Rather than tomato paste, the recipe calls for passata (we just happened to have some open). Although it’s a lot looser than tomato paste, I thought that because of the relatively simple topping it worked well. Tomato paste would have dominated the flavours and made everything taste too sweet.

We both really enjoyed the pizza (and – more importantly for a cookbook review – it worked!) and it was lovely to make the bocconcini discovery.

The is available from the factory shop for $15. Throughout June you might find your local independent supermarket offering it as a gift with purchase in-store promotion.

Italian Sausage, Bocconcini, Thyme and Rocket Pizza

Serving Size: 1 30cm thin crust pizza

Ingredients

    Dough
  • scant 200mL warm water
  • 1 tsp dry yeast
  • 250g strong plain flour
  • salt
  • 1½ tbsp olive oil
  • Topping
  • Bocconcini - at least 3
  • 2 Italian sausages - cooked and then crumbled
  • 2 tbsp passata
  • fresh thyme
  • rocket

Instructions

  1. Please water, yeast and a sprinkle of flour in a bowl (or the bowl of a stand mixer). Allow the yeast to activate and add the remainder of the flour, the salt and the olive oil and form a soft dough. Allow to prove until double in size.
  2. Preheat oven to 250C (fan) - or as hot as your oven will go.
  3. Knock back the dough, give it a light knead and then line a 30cm lightly oiled pizza tray.
  4. Spread the passata over the base and scatter over the crumbled sausage and the torn bocconcini.
  5. Cook for 10 minutes.
  6. Scatter hot pizza with thyme leaves and then top with rocket.
http://eatingadelaide.com/famiglia-la-casa-del-formaggio/

2014 Cellar Door Festival – Bigger and Better

Untitled

Late last year I was asked to be a social media ambassador for the 2014 Cellar Door Festival. There have been a few events for the ambassadors, including a session at OzHarvest and a cheese and wine matching class (I missed that one as I was ham and wine matching in Spain at the time).

As the festival itself is almost upon us (it kicks off next Friday, 14 February) the final ambassador event was held last week at the Adelaide Convention Centre. We were treated to an ‘amazing race’ style evening – charging around the centre, learning more about both the festival and local produce. After we’d built up a head of steam, several of the ‘new producers’ who are being showcased by PIRSA were on hand to chat to us about their foods and participation in the festival.

My partner, Rubina, and I didn’t quite manage to win the race part of the evening (though if there had been a prize for making the most noise, taking it seriously and getting into the spirit of things in an over the top manner, we would DEFINITELY have won that!) we did come in a creditable third (out of five).

For me, probably the most interesting part of the race was trying the alpaca carpaccio.
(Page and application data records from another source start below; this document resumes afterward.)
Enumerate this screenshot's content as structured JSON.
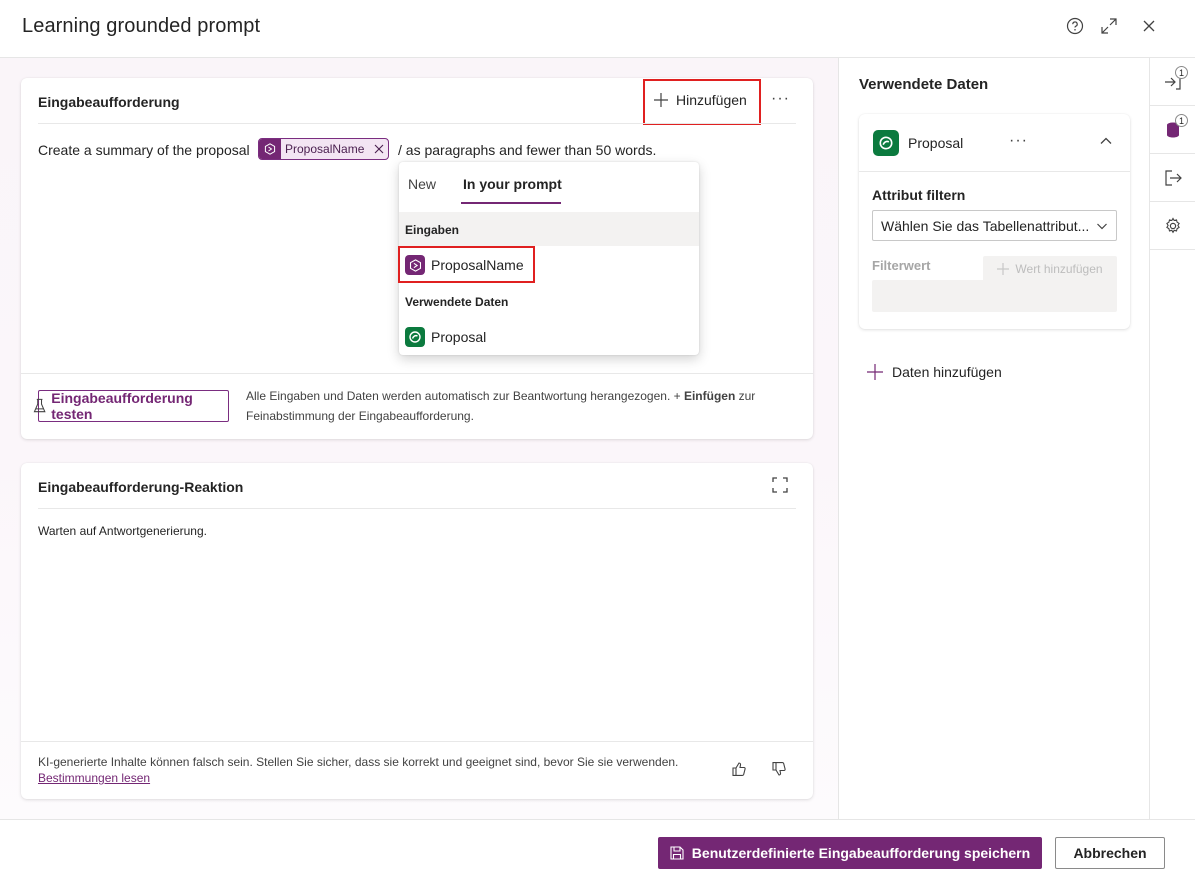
{
  "dialog": {
    "title": "Learning grounded prompt"
  },
  "prompt_card": {
    "title": "Eingabeaufforderung",
    "add_label": "Hinzufügen",
    "text_before": "Create a summary of the proposal",
    "chip_label": "ProposalName",
    "text_after": "/ as paragraphs and fewer than 50 words.",
    "test_button": "Eingabeaufforderung testen",
    "hint_part1": "Alle Eingaben und Daten werden automatisch zur Beantwortung herangezogen. + ",
    "hint_bold": "Einfügen",
    "hint_part2": " zur",
    "hint_line2": "Feinabstimmung der Eingabeaufforderung."
  },
  "insert_popup": {
    "tabs": [
      "New",
      "In your prompt"
    ],
    "active_tab": "In your prompt",
    "section_inputs": "Eingaben",
    "input_item": "ProposalName",
    "section_data": "Verwendete Daten",
    "data_item": "Proposal"
  },
  "response_card": {
    "title": "Eingabeaufforderung-Reaktion",
    "waiting_text": "Warten auf Antwortgenerierung.",
    "disclaimer": "KI-generierte Inhalte können falsch sein. Stellen Sie sicher, dass sie korrekt und geeignet sind, bevor Sie sie verwenden.",
    "terms_link": "Bestimmungen lesen"
  },
  "right_panel": {
    "title": "Verwendete Daten",
    "data_name": "Proposal",
    "filter_label": "Attribut filtern",
    "filter_placeholder": "Wählen Sie das Tabellenattribut...",
    "filter_value_label": "Filterwert",
    "add_value_button": "Wert hinzufügen",
    "add_data": "Daten hinzufügen"
  },
  "rail": {
    "inputs_badge": "1",
    "data_badge": "1"
  },
  "footer": {
    "save_label": "Benutzerdefinierte Eingabeaufforderung speichern",
    "cancel_label": "Abbrechen"
  },
  "colors": {
    "accent": "#742774",
    "highlight": "#e02020",
    "dataverse_green": "#0b7a3e"
  }
}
Alpaca is probably not a meat you’ll have come across before. While it’s been eaten in South America for centuries its appearance on Australian menus is still very novel. I had a lovely chat to Perry from Fleurieu Prime Alpaca, and I recommend checking out the meat at the festival. It’s extremely lean, tender and very gently flavoured. You might also find some alpaca on the menu at Pranzo in the CBD.

While the festival is, of course, about wine (and a bit of beer, too!), this year it has a much greater focus on food. Of the producers I met last week, many have a strong emphasis on native ingredients so festival goers will have the opportunity to try plenty of new foods – both at the Farmers’ Market and from individual producers.

This year, the festival’s masterclasses also have a strong food theme. On the opening evening (Friday 14 February) Marion Grasby will be hosting a Valentine’s Day Extravaganza (you can win tickets to this over at McFuzzlebutt’s Manchen – NOTE, you will need to purchase your own Cellar Door Festival tickets separately). Over the course of the weekend she is also hosting two further classes (Summer Entertaining and Asian Favourites) and there are seafood, cheese and, of course, wine focussed classes.

Classes do need to be booked in advance: full details are on the Cellar Door Festival website.